The Children’s Aid Society recognizes domestic violence, also known as relationship abuse or intimate partner abuse, as one of the most pressing issues facing children, families and communities today.   Most people know someone who has been abused or abusive, even if they are not aware of it.  It can devastate families, lead to lifelong problems for the children who witness it, and contributes to a wide range of violence in the community. That is why CAS is committed to providing both education to prevent abuse and services to help families impacted by it to find safety and heal from its effects.
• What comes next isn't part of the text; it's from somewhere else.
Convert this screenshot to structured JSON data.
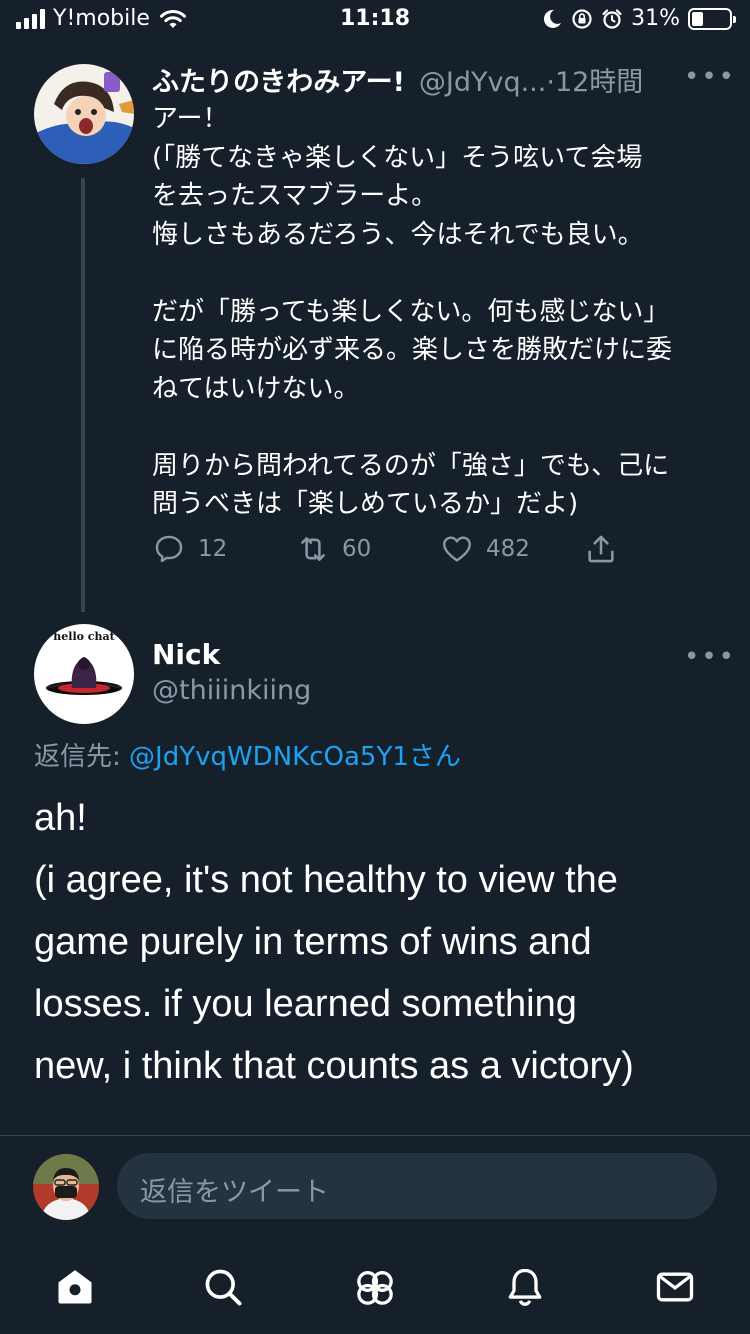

Domestic Violence or Intimate Partner Abuse is defined as a pattern in an intimate relationship in which one partner (spouse, boyfriend or girlfriend, dating partner) attempts to gain or maintain power and control over the other.  Abusers may use physical, emotional, psychological, sexual and financial tactics to establish that control. Anyone can be abused – this is an issue that cuts across race, culture, class, religion and sexual orientation, and teens as well as adults experience it.  The most important thing to remember is that NO ONE deserves to be abused. While victims are often convinced that they bring on the abuse themselves, this is never the case – a person who chooses to abuse someone else is always responsible for his or her own actions.

If you or someone you know is being abused or abusive, you should know that help is available. The first step is to call the Children’s Aid Society’s Family Wellness Program or one of the hotline numbers listed below. We will listen without judgment, give you information about your options, and help you figure out the next steps. All of our services are free and confidential.

The Children’s Aid Society – Family Wellness Program   212-503-6842
NYC Domestic Violence Hotline 1-800-621-HOPE (4673)
National Domestic Violence Hotline 1-800-699-SAFE (TDD 800-787-3224)
National Teen Dating Violence Hotline 1-866-331-9474 (TTY 866-331-8453)